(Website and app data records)
:::::

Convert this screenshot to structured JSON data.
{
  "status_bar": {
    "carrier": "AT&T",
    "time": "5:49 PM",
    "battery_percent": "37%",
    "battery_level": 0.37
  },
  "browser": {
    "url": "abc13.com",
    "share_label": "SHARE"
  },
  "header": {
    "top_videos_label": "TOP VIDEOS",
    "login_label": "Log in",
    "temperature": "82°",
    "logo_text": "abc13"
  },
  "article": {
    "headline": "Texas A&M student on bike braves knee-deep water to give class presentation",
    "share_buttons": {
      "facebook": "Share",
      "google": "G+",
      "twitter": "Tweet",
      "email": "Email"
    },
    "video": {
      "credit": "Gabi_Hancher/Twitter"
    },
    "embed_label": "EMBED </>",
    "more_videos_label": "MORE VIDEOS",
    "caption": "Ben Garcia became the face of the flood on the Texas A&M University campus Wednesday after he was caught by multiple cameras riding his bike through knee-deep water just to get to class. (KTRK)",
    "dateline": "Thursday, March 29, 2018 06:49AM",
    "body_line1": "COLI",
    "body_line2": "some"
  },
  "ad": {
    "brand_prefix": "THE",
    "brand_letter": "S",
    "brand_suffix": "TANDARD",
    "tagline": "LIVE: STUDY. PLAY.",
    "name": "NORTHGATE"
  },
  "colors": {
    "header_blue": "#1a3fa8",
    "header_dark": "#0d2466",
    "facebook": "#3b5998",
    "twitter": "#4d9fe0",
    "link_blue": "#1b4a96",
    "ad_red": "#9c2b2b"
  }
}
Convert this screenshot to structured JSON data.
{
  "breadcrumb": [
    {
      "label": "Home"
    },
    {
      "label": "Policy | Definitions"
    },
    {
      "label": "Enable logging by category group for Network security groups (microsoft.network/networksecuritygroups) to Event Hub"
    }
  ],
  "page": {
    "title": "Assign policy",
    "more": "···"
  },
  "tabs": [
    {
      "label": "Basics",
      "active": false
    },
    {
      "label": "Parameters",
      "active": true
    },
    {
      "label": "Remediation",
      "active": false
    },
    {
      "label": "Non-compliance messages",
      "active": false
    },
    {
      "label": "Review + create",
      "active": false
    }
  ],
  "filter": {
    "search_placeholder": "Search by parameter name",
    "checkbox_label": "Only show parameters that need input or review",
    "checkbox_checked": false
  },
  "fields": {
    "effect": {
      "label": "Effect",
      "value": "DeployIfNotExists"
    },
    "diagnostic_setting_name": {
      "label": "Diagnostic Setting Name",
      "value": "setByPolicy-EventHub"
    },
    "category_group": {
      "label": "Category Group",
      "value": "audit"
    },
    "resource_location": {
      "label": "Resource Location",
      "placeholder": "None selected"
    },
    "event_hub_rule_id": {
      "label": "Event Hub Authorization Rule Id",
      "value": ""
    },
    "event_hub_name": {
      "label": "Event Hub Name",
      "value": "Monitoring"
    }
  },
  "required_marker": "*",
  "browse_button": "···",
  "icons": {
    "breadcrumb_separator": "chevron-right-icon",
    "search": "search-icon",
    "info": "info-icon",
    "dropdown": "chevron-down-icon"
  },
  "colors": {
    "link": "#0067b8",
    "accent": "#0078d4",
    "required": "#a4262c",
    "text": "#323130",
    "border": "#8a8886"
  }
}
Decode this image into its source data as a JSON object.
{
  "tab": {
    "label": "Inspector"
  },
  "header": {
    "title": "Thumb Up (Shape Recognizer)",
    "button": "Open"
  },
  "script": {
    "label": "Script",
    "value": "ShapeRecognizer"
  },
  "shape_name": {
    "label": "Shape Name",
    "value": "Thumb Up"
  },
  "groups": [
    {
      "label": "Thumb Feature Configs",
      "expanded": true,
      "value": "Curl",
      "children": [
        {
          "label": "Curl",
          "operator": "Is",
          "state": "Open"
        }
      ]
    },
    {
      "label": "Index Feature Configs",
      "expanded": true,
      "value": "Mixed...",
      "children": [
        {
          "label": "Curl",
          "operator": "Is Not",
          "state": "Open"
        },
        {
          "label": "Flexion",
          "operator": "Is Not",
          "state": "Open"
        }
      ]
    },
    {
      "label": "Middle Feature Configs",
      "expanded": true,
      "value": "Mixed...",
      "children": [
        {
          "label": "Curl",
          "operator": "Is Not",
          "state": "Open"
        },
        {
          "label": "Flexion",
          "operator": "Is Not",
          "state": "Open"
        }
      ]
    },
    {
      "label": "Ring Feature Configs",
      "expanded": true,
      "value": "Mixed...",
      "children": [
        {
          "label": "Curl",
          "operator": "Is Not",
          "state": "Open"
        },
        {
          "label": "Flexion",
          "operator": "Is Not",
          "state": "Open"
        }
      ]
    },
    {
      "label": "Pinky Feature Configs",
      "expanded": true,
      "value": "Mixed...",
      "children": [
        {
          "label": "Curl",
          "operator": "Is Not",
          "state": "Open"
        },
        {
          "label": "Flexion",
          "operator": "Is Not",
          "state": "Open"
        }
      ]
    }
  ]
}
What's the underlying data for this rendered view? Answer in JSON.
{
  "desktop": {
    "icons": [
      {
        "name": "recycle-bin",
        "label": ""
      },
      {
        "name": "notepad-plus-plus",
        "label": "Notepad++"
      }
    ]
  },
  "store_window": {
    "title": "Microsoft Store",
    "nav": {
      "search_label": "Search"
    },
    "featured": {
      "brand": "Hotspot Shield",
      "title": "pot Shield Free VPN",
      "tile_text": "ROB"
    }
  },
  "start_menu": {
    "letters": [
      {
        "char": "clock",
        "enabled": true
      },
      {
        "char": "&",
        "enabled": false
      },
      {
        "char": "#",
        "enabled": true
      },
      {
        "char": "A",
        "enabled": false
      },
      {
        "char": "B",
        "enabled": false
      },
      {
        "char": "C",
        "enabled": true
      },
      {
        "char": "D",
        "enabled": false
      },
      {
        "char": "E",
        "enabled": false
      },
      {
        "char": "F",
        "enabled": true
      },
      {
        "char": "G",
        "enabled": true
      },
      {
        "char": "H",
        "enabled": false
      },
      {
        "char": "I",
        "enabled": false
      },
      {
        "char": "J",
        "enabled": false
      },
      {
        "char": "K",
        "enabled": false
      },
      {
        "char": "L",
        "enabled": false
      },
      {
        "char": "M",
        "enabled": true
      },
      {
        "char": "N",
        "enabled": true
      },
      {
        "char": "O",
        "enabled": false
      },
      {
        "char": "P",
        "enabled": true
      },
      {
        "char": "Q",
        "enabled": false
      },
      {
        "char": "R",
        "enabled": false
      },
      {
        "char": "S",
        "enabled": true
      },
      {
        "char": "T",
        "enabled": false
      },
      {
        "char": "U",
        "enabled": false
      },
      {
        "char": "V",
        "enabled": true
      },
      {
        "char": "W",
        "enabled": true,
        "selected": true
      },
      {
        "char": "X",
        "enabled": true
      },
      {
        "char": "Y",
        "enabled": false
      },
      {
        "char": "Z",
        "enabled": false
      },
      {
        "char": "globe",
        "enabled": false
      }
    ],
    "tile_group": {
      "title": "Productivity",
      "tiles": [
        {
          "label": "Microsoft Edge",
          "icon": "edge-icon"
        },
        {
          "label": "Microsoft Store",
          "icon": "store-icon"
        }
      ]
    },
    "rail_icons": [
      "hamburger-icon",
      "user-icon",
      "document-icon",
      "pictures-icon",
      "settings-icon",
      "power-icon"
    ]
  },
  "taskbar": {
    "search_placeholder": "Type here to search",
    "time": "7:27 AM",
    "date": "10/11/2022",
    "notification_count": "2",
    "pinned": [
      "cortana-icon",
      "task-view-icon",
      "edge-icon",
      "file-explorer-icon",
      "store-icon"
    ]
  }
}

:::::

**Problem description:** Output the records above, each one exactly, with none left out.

**Solution for this task:**
Convert this screenshot to structured JSON data.
{
  "status_bar": {
    "carrier": "AT&T",
    "time": "5:49 PM",
    "battery_percent": "37%",
    "battery_level": 0.37
  },
  "browser": {
    "url": "abc13.com",
    "share_label": "SHARE"
  },
  "header": {
    "top_videos_label": "TOP VIDEOS",
    "login_label": "Log in",
    "temperature": "82°",
    "logo_text": "abc13"
  },
  "article": {
    "headline": "Texas A&M student on bike braves knee-deep water to give class presentation",
    "share_buttons": {
      "facebook": "Share",
      "google": "G+",
      "twitter": "Tweet",
      "email": "Email"
    },
    "video": {
      "credit": "Gabi_Hancher/Twitter"
    },
    "embed_label": "EMBED </>",
    "more_videos_label": "MORE VIDEOS",
    "caption": "Ben Garcia became the face of the flood on the Texas A&M University campus Wednesday after he was caught by multiple cameras riding his bike through knee-deep water just to get to class. (KTRK)",
    "dateline": "Thursday, March 29, 2018 06:49AM",
    "body_line1": "COLI",
    "body_line2": "some"
  },
  "ad": {
    "brand_prefix": "THE",
    "brand_letter": "S",
    "brand_suffix": "TANDARD",
    "tagline": "LIVE: STUDY. PLAY.",
    "name": "NORTHGATE"
  },
  "colors": {
    "header_blue": "#1a3fa8",
    "header_dark": "#0d2466",
    "facebook": "#3b5998",
    "twitter": "#4d9fe0",
    "link_blue": "#1b4a96",
    "ad_red": "#9c2b2b"
  }
}
Convert this screenshot to structured JSON data.
{
  "breadcrumb": [
    {
      "label": "Home"
    },
    {
      "label": "Policy | Definitions"
    },
    {
      "label": "Enable logging by category group for Network security groups (microsoft.network/networksecuritygroups) to Event Hub"
    }
  ],
  "page": {
    "title": "Assign policy",
    "more": "···"
  },
  "tabs": [
    {
      "label": "Basics",
      "active": false
    },
    {
      "label": "Parameters",
      "active": true
    },
    {
      "label": "Remediation",
      "active": false
    },
    {
      "label": "Non-compliance messages",
      "active": false
    },
    {
      "label": "Review + create",
      "active": false
    }
  ],
  "filter": {
    "search_placeholder": "Search by parameter name",
    "checkbox_label": "Only show parameters that need input or review",
    "checkbox_checked": false
  },
  "fields": {
    "effect": {
      "label": "Effect",
      "value": "DeployIfNotExists"
    },
    "diagnostic_setting_name": {
      "label": "Diagnostic Setting Name",
      "value": "setByPolicy-EventHub"
    },
    "category_group": {
      "label": "Category Group",
      "value": "audit"
    },
    "resource_location": {
      "label": "Resource Location",
      "placeholder": "None selected"
    },
    "event_hub_rule_id": {
      "label": "Event Hub Authorization Rule Id",
      "value": ""
    },
    "event_hub_name": {
      "label": "Event Hub Name",
      "value": "Monitoring"
    }
  },
  "required_marker": "*",
  "browse_button": "···",
  "icons": {
    "breadcrumb_separator": "chevron-right-icon",
    "search": "search-icon",
    "info": "info-icon",
    "dropdown": "chevron-down-icon"
  },
  "colors": {
    "link": "#0067b8",
    "accent": "#0078d4",
    "required": "#a4262c",
    "text": "#323130",
    "border": "#8a8886"
  }
}
Decode this image into its source data as a JSON object.
{
  "tab": {
    "label": "Inspector"
  },
  "header": {
    "title": "Thumb Up (Shape Recognizer)",
    "button": "Open"
  },
  "script": {
    "label": "Script",
    "value": "ShapeRecognizer"
  },
  "shape_name": {
    "label": "Shape Name",
    "value": "Thumb Up"
  },
  "groups": [
    {
      "label": "Thumb Feature Configs",
      "expanded": true,
      "value": "Curl",
      "children": [
        {
          "label": "Curl",
          "operator": "Is",
          "state": "Open"
        }
      ]
    },
    {
      "label": "Index Feature Configs",
      "expanded": true,
      "value": "Mixed...",
      "children": [
        {
          "label": "Curl",
          "operator": "Is Not",
          "state": "Open"
        },
        {
          "label": "Flexion",
          "operator": "Is Not",
          "state": "Open"
        }
      ]
    },
    {
      "label": "Middle Feature Configs",
      "expanded": true,
      "value": "Mixed...",
      "children": [
        {
          "label": "Curl",
          "operator": "Is Not",
          "state": "Open"
        },
        {
          "label": "Flexion",
          "operator": "Is Not",
          "state": "Open"
        }
      ]
    },
    {
      "label": "Ring Feature Configs",
      "expanded": true,
      "value": "Mixed...",
      "children": [
        {
          "label": "Curl",
          "operator": "Is Not",
          "state": "Open"
        },
        {
          "label": "Flexion",
          "operator": "Is Not",
          "state": "Open"
        }
      ]
    },
    {
      "label": "Pinky Feature Configs",
      "expanded": true,
      "value": "Mixed...",
      "children": [
        {
          "label": "Curl",
          "operator": "Is Not",
          "state": "Open"
        },
        {
          "label": "Flexion",
          "operator": "Is Not",
          "state": "Open"
        }
      ]
    }
  ]
}
What's the underlying data for this rendered view? Answer in JSON.
{
  "desktop": {
    "icons": [
      {
        "name": "recycle-bin",
        "label": ""
      },
      {
        "name": "notepad-plus-plus",
        "label": "Notepad++"
      }
    ]
  },
  "store_window": {
    "title": "Microsoft Store",
    "nav": {
      "search_label": "Search"
    },
    "featured": {
      "brand": "Hotspot Shield",
      "title": "pot Shield Free VPN",
      "tile_text": "ROB"
    }
  },
  "start_menu": {
    "letters": [
      {
        "char": "clock",
        "enabled": true
      },
      {
        "char": "&",
        "enabled": false
      },
      {
        "char": "#",
        "enabled": true
      },
      {
        "char": "A",
        "enabled": false
      },
      {
        "char": "B",
        "enabled": false
      },
      {
        "char": "C",
        "enabled": true
      },
      {
        "char": "D",
        "enabled": false
      },
      {
        "char": "E",
        "enabled": false
      },
      {
        "char": "F",
        "enabled": true
      },
      {
        "char": "G",
        "enabled": true
      },
      {
        "char": "H",
        "enabled": false
      },
      {
        "char": "I",
        "enabled": false
      },
      {
        "char": "J",
        "enabled": false
      },
      {
        "char": "K",
        "enabled": false
      },
      {
        "char": "L",
        "enabled": false
      },
      {
        "char": "M",
        "enabled": true
      },
      {
        "char": "N",
        "enabled": true
      },
      {
        "char": "O",
        "enabled": false
      },
      {
        "char": "P",
        "enabled": true
      },
      {
        "char": "Q",
        "enabled": false
      },
      {
        "char": "R",
        "enabled": false
      },
      {
        "char": "S",
        "enabled": true
      },
      {
        "char": "T",
        "enabled": false
      },
      {
        "char": "U",
        "enabled": false
      },
      {
        "char": "V",
        "enabled": true
      },
      {
        "char": "W",
        "enabled": true,
        "selected": true
      },
      {
        "char": "X",
        "enabled": true
      },
      {
        "char": "Y",
        "enabled": false
      },
      {
        "char": "Z",
        "enabled": false
      },
      {
        "char": "globe",
        "enabled": false
      }
    ],
    "tile_group": {
      "title": "Productivity",
      "tiles": [
        {
          "label": "Microsoft Edge",
          "icon": "edge-icon"
        },
        {
          "label": "Microsoft Store",
          "icon": "store-icon"
        }
      ]
    },
    "rail_icons": [
      "hamburger-icon",
      "user-icon",
      "document-icon",
      "pictures-icon",
      "settings-icon",
      "power-icon"
    ]
  },
  "taskbar": {
    "search_placeholder": "Type here to search",
    "time": "7:27 AM",
    "date": "10/11/2022",
    "notification_count": "2",
    "pinned": [
      "cortana-icon",
      "task-view-icon",
      "edge-icon",
      "file-explorer-icon",
      "store-icon"
    ]
  }
}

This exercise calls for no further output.